Museo de Jade, San Jose, Costa Rica

Museo de Jade, San Jose, Costa Rica

Museo de Jade, San Jose, Costa Rica

Museo de Jade, San Jose, Costa Rica

Museo de Jade, San Jose, Costa Rica

Museo de Jade, San Jose, Costa Rica

Museo de Jade, San Jose, Costa Rica

Jade was valued as a religious and political symbol in pre-Hispanic Central America. The nearest jade quarries are deep inside modern day Guatemala, making its transport difficult and its price high. Despite the fabulous jade artefacts on display, some of the most captivating items in the museum are made from clay, many of them in excellent condition thanks to being found intact in burial chambers.

Museo de Jade, San Jose, Costa Rica

Museo de Jade, San Jose, Costa Rica

Museo de Jade, San Jose, Costa Rica

Museo de Jade, San Jose, Costa Rica

Museo de Jade, San Jose, Costa Rica

Museo de Jade, San Jose, Costa Rica

Museo de Jade, San Jose, Costa Rica

Museo de Jade, San Jose, Costa Rica

Museo de Jade, San Jose, Costa Rica

Museo de Jade, San Jose, Costa Rica

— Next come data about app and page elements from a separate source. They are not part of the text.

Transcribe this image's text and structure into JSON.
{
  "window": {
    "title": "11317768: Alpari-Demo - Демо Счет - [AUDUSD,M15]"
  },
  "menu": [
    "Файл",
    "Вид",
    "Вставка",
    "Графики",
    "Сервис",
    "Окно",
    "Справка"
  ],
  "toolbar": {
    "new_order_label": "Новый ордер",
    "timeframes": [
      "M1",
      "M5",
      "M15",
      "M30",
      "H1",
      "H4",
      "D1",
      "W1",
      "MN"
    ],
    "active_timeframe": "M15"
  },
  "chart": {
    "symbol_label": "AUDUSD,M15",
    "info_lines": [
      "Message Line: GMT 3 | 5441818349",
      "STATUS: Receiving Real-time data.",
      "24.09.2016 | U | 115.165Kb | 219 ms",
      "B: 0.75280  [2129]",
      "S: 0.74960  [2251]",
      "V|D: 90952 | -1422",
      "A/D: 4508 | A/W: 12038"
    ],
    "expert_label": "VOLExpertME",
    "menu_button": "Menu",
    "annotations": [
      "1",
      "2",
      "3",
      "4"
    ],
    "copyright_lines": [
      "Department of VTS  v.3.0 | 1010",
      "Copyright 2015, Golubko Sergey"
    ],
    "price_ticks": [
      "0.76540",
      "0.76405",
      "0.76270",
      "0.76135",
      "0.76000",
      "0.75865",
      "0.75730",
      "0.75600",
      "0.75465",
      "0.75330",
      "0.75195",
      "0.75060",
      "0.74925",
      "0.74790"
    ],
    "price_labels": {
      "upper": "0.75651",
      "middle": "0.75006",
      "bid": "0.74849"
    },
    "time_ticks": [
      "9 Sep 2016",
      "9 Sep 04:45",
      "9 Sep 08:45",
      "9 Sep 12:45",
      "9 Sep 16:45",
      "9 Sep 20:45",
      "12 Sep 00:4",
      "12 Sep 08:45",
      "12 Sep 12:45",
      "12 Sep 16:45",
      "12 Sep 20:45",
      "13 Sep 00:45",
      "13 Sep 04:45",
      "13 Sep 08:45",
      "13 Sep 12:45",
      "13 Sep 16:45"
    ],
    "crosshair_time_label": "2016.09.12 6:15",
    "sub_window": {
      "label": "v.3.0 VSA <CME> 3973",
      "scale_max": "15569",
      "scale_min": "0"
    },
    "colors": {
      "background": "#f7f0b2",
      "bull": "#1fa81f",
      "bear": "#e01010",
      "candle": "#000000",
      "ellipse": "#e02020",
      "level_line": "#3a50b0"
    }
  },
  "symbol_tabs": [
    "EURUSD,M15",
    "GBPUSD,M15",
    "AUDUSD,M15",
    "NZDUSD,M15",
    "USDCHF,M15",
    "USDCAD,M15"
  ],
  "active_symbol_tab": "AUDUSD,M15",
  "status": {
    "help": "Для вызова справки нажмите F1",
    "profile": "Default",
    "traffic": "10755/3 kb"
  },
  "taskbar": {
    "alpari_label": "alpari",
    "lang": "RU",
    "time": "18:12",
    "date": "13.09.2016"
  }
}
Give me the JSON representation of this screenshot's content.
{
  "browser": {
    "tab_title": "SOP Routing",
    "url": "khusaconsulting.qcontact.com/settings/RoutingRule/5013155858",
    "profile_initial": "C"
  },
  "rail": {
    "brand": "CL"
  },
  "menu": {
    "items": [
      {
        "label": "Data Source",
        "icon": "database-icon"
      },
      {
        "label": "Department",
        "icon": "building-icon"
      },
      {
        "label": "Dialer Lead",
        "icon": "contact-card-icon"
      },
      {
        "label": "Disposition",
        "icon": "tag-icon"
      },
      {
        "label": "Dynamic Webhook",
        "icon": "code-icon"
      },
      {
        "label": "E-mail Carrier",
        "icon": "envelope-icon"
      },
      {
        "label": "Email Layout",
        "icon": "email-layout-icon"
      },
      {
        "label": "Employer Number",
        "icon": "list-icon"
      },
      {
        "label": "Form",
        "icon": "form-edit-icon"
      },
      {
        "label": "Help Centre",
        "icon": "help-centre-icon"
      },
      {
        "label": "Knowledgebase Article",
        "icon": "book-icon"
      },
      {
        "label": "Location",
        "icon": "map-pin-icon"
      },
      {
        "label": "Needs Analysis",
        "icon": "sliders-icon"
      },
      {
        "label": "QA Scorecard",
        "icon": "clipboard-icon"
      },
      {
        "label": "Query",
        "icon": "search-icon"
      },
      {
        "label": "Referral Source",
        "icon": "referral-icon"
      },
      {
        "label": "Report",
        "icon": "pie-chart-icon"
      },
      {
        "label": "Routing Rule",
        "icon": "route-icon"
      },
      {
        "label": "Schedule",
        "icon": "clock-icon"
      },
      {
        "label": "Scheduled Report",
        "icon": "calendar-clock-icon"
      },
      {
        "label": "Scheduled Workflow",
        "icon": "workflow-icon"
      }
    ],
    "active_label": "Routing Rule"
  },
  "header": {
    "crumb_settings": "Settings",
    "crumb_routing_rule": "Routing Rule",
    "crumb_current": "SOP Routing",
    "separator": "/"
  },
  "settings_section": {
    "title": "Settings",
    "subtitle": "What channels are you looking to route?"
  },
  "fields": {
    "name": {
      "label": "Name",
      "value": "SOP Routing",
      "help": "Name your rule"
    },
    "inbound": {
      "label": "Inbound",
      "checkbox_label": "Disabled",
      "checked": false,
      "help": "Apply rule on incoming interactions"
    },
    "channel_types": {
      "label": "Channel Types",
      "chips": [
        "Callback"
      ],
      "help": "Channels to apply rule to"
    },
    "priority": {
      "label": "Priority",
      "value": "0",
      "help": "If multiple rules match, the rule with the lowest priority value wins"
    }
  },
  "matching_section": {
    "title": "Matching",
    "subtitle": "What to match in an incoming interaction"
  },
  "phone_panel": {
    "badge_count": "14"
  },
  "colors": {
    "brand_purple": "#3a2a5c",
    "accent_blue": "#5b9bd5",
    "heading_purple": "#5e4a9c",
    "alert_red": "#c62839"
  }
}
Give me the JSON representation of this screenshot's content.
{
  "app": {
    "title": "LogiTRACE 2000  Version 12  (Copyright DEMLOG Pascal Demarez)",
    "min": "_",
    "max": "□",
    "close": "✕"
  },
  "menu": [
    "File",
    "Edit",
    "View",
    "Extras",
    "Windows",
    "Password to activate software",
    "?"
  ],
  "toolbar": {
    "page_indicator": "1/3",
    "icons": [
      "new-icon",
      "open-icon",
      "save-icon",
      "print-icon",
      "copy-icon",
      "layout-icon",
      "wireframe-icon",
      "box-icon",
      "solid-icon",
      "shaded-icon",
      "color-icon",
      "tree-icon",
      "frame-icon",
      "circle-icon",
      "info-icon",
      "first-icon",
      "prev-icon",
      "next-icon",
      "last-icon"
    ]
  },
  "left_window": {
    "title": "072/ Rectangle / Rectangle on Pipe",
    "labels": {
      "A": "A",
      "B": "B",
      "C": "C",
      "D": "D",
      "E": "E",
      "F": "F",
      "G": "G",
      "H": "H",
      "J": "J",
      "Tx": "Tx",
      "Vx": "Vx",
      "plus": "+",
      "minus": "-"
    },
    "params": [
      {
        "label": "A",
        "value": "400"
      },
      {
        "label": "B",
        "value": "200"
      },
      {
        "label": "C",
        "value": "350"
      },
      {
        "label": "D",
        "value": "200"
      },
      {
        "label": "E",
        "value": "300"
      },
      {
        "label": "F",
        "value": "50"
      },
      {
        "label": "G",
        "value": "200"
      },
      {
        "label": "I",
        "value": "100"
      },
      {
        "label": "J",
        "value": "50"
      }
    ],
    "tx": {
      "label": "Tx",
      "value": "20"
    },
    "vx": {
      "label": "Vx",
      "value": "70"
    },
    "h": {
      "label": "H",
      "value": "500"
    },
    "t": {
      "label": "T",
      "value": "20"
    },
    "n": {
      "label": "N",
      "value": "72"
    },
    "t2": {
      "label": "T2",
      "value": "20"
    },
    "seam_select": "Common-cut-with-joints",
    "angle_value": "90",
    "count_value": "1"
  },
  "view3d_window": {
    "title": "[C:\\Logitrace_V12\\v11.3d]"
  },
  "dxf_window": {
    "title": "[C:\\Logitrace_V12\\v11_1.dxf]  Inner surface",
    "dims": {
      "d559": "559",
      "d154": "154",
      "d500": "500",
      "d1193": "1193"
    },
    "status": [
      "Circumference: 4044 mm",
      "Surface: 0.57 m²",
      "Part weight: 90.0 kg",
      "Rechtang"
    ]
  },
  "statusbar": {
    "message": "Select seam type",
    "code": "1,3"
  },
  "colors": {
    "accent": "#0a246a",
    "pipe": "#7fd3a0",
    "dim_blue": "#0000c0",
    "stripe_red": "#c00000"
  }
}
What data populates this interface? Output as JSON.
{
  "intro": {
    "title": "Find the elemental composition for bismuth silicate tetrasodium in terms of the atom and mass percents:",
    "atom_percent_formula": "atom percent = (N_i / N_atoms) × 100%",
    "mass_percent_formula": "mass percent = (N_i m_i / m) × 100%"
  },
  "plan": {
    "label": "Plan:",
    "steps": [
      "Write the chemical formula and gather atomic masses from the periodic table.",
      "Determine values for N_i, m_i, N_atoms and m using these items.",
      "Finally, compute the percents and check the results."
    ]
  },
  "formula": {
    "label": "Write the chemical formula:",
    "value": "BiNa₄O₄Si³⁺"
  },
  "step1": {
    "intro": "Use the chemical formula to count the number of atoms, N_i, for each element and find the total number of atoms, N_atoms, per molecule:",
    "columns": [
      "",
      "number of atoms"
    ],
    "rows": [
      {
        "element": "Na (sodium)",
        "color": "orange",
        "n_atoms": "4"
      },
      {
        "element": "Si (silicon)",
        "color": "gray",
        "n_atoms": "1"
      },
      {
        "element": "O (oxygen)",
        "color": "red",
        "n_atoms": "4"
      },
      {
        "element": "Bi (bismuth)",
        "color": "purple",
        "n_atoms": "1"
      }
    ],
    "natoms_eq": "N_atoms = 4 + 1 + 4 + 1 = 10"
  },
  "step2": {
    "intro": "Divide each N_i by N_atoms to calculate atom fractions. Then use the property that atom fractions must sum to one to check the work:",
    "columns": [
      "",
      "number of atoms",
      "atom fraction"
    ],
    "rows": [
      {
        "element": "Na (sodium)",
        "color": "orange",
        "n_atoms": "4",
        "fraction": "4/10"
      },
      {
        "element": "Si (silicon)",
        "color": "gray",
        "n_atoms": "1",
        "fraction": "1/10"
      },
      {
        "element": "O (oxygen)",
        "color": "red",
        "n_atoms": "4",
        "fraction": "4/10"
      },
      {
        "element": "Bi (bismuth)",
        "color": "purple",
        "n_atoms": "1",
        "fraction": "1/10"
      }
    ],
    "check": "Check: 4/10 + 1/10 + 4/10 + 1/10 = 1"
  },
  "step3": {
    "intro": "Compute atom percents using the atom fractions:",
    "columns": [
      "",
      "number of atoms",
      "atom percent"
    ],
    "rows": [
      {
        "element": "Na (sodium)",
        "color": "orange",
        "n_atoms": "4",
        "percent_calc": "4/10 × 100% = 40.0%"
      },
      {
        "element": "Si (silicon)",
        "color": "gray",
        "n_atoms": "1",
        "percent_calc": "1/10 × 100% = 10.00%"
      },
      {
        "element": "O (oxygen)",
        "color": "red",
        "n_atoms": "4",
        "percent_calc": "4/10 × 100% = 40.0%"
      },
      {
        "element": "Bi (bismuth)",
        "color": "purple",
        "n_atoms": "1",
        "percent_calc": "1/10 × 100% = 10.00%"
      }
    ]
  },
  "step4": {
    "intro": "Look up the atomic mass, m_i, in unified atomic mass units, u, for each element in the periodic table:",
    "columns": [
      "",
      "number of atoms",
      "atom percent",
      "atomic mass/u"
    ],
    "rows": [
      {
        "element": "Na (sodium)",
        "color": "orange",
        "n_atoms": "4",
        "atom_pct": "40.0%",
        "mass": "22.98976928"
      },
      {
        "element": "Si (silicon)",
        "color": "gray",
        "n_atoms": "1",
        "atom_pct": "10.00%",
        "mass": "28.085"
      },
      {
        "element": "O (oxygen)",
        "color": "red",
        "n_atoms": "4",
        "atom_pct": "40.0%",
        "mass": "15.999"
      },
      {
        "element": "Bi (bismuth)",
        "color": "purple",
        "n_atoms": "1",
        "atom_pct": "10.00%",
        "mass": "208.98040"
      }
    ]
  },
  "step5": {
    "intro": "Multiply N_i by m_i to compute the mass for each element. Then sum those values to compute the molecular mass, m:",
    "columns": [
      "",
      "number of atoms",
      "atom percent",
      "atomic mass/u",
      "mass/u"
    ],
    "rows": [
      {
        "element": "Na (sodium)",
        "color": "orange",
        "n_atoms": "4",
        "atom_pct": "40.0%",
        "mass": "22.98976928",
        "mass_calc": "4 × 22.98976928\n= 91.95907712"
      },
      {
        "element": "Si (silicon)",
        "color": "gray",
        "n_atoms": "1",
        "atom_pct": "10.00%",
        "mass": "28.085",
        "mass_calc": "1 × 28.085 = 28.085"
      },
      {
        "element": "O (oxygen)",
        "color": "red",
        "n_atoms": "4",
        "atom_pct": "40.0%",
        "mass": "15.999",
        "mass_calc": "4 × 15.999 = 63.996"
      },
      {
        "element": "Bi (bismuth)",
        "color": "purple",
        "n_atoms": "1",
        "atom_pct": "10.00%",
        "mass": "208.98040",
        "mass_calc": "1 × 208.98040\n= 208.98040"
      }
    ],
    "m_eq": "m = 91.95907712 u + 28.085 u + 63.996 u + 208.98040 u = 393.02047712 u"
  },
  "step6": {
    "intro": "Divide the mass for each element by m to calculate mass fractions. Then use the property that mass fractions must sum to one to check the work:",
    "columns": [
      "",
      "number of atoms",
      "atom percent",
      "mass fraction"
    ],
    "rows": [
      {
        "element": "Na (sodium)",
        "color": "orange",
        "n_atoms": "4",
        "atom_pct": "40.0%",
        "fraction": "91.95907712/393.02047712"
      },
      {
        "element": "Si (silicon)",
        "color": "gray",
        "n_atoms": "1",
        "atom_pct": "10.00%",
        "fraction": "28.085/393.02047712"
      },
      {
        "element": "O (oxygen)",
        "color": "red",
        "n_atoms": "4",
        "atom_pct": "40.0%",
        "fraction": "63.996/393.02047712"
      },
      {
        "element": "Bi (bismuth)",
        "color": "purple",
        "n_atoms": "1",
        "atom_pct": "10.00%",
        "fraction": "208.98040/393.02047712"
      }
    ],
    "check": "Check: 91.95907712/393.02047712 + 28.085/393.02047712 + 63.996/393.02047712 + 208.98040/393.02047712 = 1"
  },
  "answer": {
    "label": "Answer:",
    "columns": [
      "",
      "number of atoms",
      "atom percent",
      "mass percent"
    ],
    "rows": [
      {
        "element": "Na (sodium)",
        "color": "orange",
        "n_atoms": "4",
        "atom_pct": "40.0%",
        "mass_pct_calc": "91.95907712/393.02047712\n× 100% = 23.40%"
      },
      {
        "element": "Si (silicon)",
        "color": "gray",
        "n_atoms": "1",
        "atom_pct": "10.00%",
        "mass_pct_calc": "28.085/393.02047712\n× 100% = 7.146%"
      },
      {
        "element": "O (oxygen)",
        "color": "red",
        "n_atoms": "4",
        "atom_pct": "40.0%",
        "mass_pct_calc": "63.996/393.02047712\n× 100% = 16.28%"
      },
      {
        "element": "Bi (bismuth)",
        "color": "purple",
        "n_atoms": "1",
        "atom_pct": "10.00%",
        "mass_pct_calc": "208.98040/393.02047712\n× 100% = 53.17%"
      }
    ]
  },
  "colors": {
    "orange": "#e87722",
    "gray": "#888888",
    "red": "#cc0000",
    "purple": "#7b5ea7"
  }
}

There were a number of thriving pre-Colombian cultures in Central America, with hundreds of thousands of people inhabiting the region. Unfortunately without written histories, and the sudden impact of Spanish colonisation, very little is known about them. The artefacts in the Museo de Jade show influences particularly from the Mayan culture, with whom they had extensive trade links, but trade routes were also well established as far afield as Peru.

What is clear is that the artistic skill of the civilisations that inhabited Central America was of the highest level. Jade, gold and volcanic rock carvings, as well as numerous pottery pieces, depict all kinds of human and animal themes, including some incredible fertility pieces…some of them a little like the Kama Sutra.

Fertility symbol, Museo de Jade, San Jose, Costa Rica

Fertility symbol, Museo de Jade, San Jose, Costa Rica

Fertility symbol, Museo de Jade, San Jose, Costa Rica

Fertility symbol, Museo de Jade, San Jose, Costa Rica

Fertility symbol, Museo de Jade, San Jose, Costa Rica

Fertility symbol, Museo de Jade, San Jose, Costa Rica

Fertility symbol, Museo de Jade, San Jose, Costa Rica

Fertility symbol, Museo de Jade, San Jose, Costa Rica

Fertility symbol, Museo de Jade, San Jose, Costa Rica

Fertility symbol, Museo de Jade, San Jose, Costa Rica

Of the many animals on display, frogs and birds are most abundant, but there are crocodiles, bats and snakes amongst others. Like all cultures, those in Central America took their inspiration from the natural world and their art reflects their experience of what would have been a much more pristine environment than the one we can see today.

I was struck by the ability of the artists in creating lifelike and yet symbolic human figures out of volcanic rock. Some appear to be smoking, while others carry the decapitated heads of those they have killed in battle.

IMG_6865

Museo de Jade, San Jose, Costa Rica

Museo de Jade, San Jose, Costa Rica

Museo de Jade, San Jose, Costa Rica

Museo de Jade, San Jose, Costa Rica

Museo de Jade, San Jose, Costa Rica

Museo de Jade, San Jose, Costa Rica